Season snapshot: Is network TV dead?

Some new fall shows on the major networks, like ABC's "Nashville," had plenty of buzz but low ratings.

Story highlights

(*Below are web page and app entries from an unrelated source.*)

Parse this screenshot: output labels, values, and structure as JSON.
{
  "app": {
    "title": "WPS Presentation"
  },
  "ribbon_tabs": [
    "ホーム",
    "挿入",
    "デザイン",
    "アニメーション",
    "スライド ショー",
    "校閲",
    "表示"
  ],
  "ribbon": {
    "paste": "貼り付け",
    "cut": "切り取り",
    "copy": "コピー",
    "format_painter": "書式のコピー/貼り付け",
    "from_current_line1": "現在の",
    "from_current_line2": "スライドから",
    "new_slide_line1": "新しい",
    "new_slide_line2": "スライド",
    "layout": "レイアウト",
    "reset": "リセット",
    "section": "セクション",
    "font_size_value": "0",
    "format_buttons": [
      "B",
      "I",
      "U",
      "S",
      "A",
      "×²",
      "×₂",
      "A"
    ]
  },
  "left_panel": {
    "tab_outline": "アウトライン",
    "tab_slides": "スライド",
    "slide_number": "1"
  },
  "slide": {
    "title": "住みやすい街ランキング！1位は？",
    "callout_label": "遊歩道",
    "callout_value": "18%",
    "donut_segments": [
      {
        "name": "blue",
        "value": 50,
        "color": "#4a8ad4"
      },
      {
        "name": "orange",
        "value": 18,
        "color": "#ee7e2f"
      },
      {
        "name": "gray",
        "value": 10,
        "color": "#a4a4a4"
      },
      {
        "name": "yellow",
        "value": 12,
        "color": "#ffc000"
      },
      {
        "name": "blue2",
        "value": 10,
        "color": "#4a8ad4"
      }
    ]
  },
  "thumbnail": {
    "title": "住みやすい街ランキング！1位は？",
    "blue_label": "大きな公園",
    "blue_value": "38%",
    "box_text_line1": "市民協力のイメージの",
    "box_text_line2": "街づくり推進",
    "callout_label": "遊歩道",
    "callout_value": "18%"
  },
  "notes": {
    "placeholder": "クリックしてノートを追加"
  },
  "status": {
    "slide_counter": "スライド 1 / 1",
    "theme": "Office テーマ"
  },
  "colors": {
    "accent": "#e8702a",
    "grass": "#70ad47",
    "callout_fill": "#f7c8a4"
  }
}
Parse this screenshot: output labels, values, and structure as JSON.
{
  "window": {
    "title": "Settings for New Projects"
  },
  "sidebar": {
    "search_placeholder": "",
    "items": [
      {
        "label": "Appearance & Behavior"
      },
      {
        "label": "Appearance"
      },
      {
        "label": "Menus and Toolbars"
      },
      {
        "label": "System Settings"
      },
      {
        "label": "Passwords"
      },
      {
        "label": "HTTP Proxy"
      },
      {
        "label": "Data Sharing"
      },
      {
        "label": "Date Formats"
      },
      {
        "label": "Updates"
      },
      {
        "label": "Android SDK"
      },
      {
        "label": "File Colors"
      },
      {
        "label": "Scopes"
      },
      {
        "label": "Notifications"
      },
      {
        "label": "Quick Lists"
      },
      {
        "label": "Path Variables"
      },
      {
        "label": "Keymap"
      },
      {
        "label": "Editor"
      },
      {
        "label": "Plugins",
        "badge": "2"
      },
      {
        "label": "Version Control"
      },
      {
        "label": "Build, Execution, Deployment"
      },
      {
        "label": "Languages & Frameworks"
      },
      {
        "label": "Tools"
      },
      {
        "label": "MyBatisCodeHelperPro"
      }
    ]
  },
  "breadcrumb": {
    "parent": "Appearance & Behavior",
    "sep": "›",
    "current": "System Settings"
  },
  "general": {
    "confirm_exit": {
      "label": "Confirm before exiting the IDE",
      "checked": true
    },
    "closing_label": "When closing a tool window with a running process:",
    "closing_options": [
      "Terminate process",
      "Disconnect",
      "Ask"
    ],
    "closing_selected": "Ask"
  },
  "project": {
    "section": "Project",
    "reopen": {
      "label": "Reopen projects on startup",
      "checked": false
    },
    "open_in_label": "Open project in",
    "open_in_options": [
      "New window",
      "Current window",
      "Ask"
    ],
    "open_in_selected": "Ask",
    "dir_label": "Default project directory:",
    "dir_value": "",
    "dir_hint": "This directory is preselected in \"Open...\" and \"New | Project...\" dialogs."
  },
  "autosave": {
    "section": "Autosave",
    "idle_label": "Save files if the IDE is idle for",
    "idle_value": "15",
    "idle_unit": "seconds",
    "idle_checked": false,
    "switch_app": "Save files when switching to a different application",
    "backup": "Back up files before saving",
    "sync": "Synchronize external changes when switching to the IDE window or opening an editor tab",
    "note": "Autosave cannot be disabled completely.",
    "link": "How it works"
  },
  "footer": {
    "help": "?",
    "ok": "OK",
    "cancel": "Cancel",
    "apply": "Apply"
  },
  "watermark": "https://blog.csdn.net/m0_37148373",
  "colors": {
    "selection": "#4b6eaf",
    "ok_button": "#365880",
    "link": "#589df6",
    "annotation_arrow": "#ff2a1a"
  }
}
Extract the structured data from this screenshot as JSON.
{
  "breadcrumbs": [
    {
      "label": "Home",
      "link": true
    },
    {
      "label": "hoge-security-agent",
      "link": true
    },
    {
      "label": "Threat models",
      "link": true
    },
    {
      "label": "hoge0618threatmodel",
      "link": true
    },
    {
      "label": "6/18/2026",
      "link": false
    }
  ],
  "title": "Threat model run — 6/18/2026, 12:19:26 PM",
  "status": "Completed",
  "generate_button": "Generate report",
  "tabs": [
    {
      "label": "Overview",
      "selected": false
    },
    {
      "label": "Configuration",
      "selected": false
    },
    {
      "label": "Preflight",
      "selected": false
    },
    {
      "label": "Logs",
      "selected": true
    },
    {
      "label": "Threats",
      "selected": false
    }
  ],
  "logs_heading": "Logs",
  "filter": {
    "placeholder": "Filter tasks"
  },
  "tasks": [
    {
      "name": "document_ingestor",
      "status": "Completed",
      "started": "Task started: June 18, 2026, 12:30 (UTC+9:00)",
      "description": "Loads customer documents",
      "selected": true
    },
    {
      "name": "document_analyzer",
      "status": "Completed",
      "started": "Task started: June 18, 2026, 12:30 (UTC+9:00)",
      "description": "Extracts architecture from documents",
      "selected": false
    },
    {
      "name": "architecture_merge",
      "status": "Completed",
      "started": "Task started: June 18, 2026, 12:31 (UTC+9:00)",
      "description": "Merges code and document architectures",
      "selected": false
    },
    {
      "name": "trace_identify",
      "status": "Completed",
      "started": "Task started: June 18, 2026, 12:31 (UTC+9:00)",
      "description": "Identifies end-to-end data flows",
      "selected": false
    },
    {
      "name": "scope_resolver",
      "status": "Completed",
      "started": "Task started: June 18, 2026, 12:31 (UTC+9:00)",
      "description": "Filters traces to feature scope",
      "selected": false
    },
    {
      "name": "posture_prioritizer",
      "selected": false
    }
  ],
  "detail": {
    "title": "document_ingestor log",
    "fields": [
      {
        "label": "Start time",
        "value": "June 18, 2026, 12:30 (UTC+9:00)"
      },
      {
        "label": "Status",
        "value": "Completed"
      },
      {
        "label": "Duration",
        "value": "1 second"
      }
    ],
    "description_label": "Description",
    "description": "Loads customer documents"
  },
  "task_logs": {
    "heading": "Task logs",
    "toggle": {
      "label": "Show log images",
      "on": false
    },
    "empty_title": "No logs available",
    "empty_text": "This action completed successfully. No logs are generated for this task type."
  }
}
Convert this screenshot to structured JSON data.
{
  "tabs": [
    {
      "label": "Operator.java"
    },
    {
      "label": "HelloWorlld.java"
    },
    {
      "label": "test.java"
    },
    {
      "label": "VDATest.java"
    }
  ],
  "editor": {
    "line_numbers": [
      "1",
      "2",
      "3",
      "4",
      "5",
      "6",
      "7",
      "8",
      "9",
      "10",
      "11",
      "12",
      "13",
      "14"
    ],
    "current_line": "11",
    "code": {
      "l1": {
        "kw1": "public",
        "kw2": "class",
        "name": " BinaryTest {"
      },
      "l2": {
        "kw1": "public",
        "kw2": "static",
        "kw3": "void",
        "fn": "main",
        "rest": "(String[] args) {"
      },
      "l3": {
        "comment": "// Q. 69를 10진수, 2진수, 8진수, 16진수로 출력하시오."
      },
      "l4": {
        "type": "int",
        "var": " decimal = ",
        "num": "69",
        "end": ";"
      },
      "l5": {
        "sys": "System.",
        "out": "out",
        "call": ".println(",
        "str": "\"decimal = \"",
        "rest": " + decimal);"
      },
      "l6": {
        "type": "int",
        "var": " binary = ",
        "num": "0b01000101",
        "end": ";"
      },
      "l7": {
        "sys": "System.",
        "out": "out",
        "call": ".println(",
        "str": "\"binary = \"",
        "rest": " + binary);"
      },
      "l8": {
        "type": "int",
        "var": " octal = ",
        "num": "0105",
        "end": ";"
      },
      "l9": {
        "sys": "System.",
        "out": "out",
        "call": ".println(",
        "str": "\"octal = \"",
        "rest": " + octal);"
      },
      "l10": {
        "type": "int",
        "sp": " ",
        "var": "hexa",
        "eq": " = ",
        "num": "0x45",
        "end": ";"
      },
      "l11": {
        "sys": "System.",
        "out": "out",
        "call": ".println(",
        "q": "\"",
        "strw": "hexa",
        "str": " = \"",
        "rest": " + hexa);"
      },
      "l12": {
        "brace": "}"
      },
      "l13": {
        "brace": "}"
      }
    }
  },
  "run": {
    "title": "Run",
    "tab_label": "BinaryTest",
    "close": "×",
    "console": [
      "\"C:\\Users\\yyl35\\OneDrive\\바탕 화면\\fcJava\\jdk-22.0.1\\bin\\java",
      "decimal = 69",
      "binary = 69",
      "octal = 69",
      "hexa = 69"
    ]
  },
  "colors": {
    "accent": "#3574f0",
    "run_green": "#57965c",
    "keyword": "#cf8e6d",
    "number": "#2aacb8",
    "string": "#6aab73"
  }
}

  • This year's fall TV season has been good to NBC
  • Fox, ABC and CBS are struggling in comparison
  • Part of the problem is a lack of "big new things"
  • One thing that is working for networks are sitcoms
This season has been very good to NBC.
ABC, CBS and Fox — not so much.
This year's television season is only a few weeks old, but there are already signs about how it's shaping up in the ratings.
The news is not good.
For the first three weeks of the 2012-2013 season, according to Ad Age, ABC, CBS and Fox are all down by double-digits in the key 18-49 demo, which helps sell advertising
Only NBC is up.
(Fortunes for The CW, the netlet co-owned by Warner Bros. and CBS, are still unclear.)
Is network TV dying?
According to Robert Thompson, director of The Bleier Center for Television and Popular Culture at Syracuse University, it's not that simple.
"Network TV is certainly not where it was back in the years of the 'Milton Berle Show,'" he said. But he added that the major networks still have the most money, and can grab the most eyeballs, even if viewers have scrambled their viewing habits.
It's not that no one is watching TV — it's just that they're watching it across many different platforms, like laptops and tablets or through streaming services like Hulu.
In this "multichannel universe, narrow-casting is the order of the day," Thompson said.
With so many options, people tend to seek out what's tailored to their tastes, which helps explain the explosion of cable channels since the 1980s.
In 2009, they accounted for more than 40 percent of household viewing, according to Nielsen, while networks made up 25 percent.
"The Walking Dead" is one of TV's biggest shows, dominating its time slot and the cultural conversation — and it's on AMC.
By comparison, Thompson said, part of the networks' problem has been a lack of "big new things:" the shows that can pull people back to their couches.
In 2011, it was "The Voice" on NBC; in 2009, it was ABC's "Modern Family."
"It's not that this year they said no to the next 'Modern Family' and chose the wrong